I am simply unable to comprehend how assault weapons and large capacity magazines have a role in your vision. The NRA I see today has undermined the values upon which it was established. Your current strategic focus places a priority on the needs of gun and ammunition manufacturers while disregarding the opinions of your 4 million individual members.
One only has to look at the makeup of the 75-member board of directors, dominated by manufacturing interests, to confirm my point. The NRA appears to have evolved into the lobby for gun and ammunition manufacturers rather than gun owners.
In closing I find it important to extend my personal thanks to Chris Cox and David Lehman for their support of so many important environmental issues.

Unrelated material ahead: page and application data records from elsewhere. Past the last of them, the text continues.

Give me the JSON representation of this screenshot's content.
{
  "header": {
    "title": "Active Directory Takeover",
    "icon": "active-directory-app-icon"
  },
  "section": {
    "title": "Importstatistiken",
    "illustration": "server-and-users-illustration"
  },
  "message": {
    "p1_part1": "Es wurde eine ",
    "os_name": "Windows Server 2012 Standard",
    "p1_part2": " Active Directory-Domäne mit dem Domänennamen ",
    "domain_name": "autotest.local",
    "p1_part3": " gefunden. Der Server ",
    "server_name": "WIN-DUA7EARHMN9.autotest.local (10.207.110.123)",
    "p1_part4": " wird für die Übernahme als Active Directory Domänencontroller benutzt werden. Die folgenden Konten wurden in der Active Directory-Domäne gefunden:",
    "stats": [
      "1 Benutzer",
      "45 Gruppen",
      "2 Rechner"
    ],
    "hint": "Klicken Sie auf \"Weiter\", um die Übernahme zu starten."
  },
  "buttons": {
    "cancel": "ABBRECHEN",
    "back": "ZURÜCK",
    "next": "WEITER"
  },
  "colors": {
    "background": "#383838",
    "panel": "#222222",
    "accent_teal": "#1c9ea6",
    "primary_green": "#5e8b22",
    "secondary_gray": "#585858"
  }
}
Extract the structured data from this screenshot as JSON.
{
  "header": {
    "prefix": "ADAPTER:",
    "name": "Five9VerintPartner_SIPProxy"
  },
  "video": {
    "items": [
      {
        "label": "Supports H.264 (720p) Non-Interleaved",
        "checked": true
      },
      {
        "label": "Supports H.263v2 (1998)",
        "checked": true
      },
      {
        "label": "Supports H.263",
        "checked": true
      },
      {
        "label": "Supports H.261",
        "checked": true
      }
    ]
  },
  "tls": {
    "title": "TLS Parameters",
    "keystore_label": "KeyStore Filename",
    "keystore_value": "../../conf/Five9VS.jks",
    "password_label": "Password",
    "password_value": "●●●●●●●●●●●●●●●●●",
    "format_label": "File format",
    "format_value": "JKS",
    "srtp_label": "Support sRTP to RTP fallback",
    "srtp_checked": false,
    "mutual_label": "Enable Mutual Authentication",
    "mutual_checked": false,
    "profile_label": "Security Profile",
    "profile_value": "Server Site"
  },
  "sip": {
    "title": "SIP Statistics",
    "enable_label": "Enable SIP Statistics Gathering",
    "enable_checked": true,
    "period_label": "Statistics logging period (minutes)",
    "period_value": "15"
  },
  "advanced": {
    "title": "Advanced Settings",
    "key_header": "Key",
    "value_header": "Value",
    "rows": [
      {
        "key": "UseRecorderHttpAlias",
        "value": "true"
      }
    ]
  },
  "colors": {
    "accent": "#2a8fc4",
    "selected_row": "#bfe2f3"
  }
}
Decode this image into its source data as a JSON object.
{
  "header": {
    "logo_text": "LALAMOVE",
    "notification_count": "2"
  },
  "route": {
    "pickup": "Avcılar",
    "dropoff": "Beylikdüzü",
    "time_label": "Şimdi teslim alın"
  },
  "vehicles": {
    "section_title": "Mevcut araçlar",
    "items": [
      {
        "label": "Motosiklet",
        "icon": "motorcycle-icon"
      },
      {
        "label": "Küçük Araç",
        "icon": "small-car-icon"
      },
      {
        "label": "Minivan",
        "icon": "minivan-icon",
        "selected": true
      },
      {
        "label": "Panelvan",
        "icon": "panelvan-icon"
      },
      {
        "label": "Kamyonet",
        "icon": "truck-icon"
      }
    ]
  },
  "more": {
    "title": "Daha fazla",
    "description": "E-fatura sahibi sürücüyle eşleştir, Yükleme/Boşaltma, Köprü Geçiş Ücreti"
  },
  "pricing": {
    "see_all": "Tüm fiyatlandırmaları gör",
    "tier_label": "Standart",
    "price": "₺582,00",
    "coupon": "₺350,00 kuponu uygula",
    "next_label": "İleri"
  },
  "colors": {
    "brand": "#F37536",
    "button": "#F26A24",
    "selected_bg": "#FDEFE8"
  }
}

I will miss that level of friendship and support, but must take this action based upon my personal feelings toward the distorted values I see emerging within the NRA.
Adolphus A. Busch, IV
WASHINGTON (AP) — Former Rep. Gabrielle Giffords says she's "furious" after senators on Wednesday blocked legislation that would expand background checks for gun buyers.
Giffords is accusing senators who opposed new gun regulations of "cowardice," saying their decisions are "based on political fear and on cold calculations about the money of special interests like the National Rifle Association."
The former Arizona congresswoman's remarks were published on The New York Times' op-ed page Wednesday. She has become a vocal gun control supporter since she was shot in the head at a rally near Tucson two years ago.
The proposal to expand background checks fell short of the 60 votes needed to advance in the Senate. An attempt to ban assault-style rifles failed as well, along with a ban on high-capacity ammunition magazines.
The private talks involve liberal Sen. Chuck Schumer of New York, who is the No. 3 Senate Democratic leader, and West Virginia Sen. Joe Manchin, a National Rifle Association member and one of the Senate's more moderate Democrats.
On the Republican side, participants are Sen. Tom Coburn of Oklahoma, another NRA member and one of the more conservative lawmakers in Congress, and moderate Sen. Mark Kirk of Illinois.
The NRA says expanding background checks would do little good because criminals largely get their guns illegally.